by Nancy Vazquez, UWC Director
This article has been re-published from our faculty newsletter, Writing Matters
, Spring 2007.
Sometimes students don’t need an instructor to say anything about their writing, particularly on brief assignments or explorations leading to a longer project. Or take a few minutes of class time to give general impressions about what you read. (“From your journals, I see that many of you are confusing two key concepts.”)
Resist the urge to correct.
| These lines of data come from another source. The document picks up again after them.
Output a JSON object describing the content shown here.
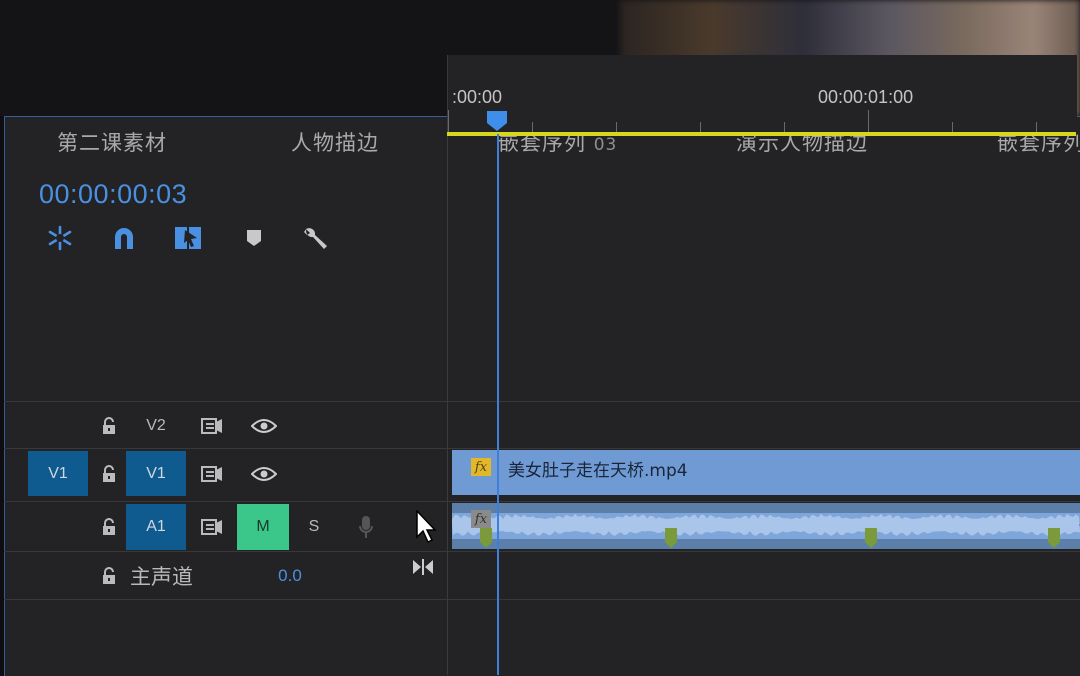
{
  "tabs": [
    {
      "label": "第二课素材",
      "num": ""
    },
    {
      "label": "人物描边",
      "num": ""
    },
    {
      "label": "嵌套序列 ",
      "num": "03"
    },
    {
      "label": "演示人物描边",
      "num": ""
    },
    {
      "label": "嵌套序列",
      "num": ""
    }
  ],
  "timecode": "00:00:00:03",
  "toolbar": {
    "icons": [
      "snap-icon",
      "magnet-link-icon",
      "linked-selection-icon",
      "marker-icon",
      "wrench-icon"
    ]
  },
  "ruler": {
    "labels": [
      ":00:00",
      "00:00:01:00"
    ]
  },
  "tracks": {
    "v2": {
      "label": "V2"
    },
    "v1": {
      "source": "V1",
      "label": "V1"
    },
    "a1": {
      "label": "A1",
      "mute": "M",
      "solo": "S"
    },
    "master": {
      "label": "主声道",
      "value": "0.0"
    }
  },
  "clips": {
    "video": {
      "name": "美女肚子走在天桥.mp4",
      "fx": "fx"
    },
    "audio": {
      "fx": "fx"
    }
  },
  "colors": {
    "accent": "#4a90e2",
    "work_area": "#d6d81e",
    "video_clip": "#6f9ad4",
    "audio_clip": "#5b7fa8",
    "mute_active": "#3cc78a",
    "track_target": "#0f5a8e"
  }
}
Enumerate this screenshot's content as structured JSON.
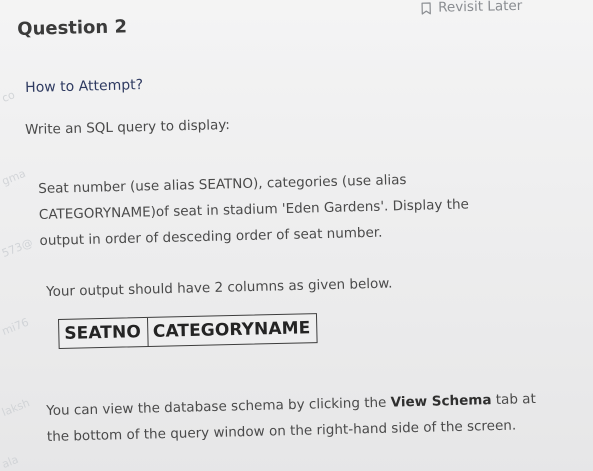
{
  "watermarks": [
    "co",
    "gma",
    "573@",
    "mi76",
    "laksh",
    "ala"
  ],
  "header": {
    "revisit_label": "Revisit Later",
    "question_title": "Question 2"
  },
  "content": {
    "how_to_attempt": "How to Attempt?",
    "instruction": "Write an SQL query to display:",
    "paragraph_lines": [
      "Seat number (use alias SEATNO), categories (use alias",
      "CATEGORYNAME)of seat in stadium 'Eden Gardens'. Display the",
      "output in order of desceding order of seat number."
    ],
    "output_note": "Your output should have 2 columns as given below.",
    "columns": [
      "SEATNO",
      "CATEGORYNAME"
    ],
    "schema_note": {
      "line1_prefix": "You can view the database schema by clicking the ",
      "line1_link": "View Schema",
      "line1_suffix": " tab at",
      "line2": "the bottom of the query window on the right-hand side of the screen."
    }
  },
  "colors": {
    "background": "#ebebec",
    "heading": "#3b3b3b",
    "subheading": "#2f3b61",
    "body_text": "#4a4a4a",
    "muted_text": "#8a8d91",
    "watermark": "#cfd2d6",
    "table_border": "#3d3d3d"
  },
  "icons": {
    "revisit": "bookmark-icon"
  }
}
When most instructors see grammatical mistakes and spelling errors, they feel compelled to correct them. Unfortunately, correcting errors for students doesn’t teach them much. It also sends the message that you’re hunting down errors rather than considering what students have to say. If a draft has an overwhelming number of errors, you might mark up one paragraph or one page and write a note offering to discuss the problems in person or suggesting the student get help from he University Writing Center. You can also er models for students to revise as a class or in a group. Another option: teach students to correct the three or four errors that particularly frustrate you as a reader, and limit yourself to identifying only those. But isn’t it a teacher’s job to point out errors? Not if pointing them out will do nothing to help students eliminate them in the future.
Resist the urge to rewrite.
Just as it’s tempting to fix errors, it’s also tempting to rewrite a wordy passage or awkward sentence. But making such editorial changes denies students the chance to learn to revise for themselves. Furthermore, there are countless ways to revise a sentence; by choosing one, you impose your preferences on your students. Besides, if students are going to undertake a major revision, they may cut or reword the problematic section anyway. If you’d like to teach students how to revise for style and clarity, consider having the class work together to rework a model—perhaps a less-than-stellar piece of “professional” writing from your field.
Be a reader.
Writing is ultimately about communicating ideas and information to a reader, a fact students often forget. Let them know you are, first and foremost, a reader, trying to make sense of their words. The reader’s comment “I can’t follow your meaning here” is less hostile than the teacher’s “Faulty syntax!” and more likely to encourage students to revise.
Make it a conversation.
Before students turn in a draft, ask them to write their own comments about it. Then you can address their concerns and answer their questions, which allows you to be teacher and advisor, rather than judge and jury. It also encourages them to take responsibility for their written efforts and reflect on what is and isn’t working for them in their writing process.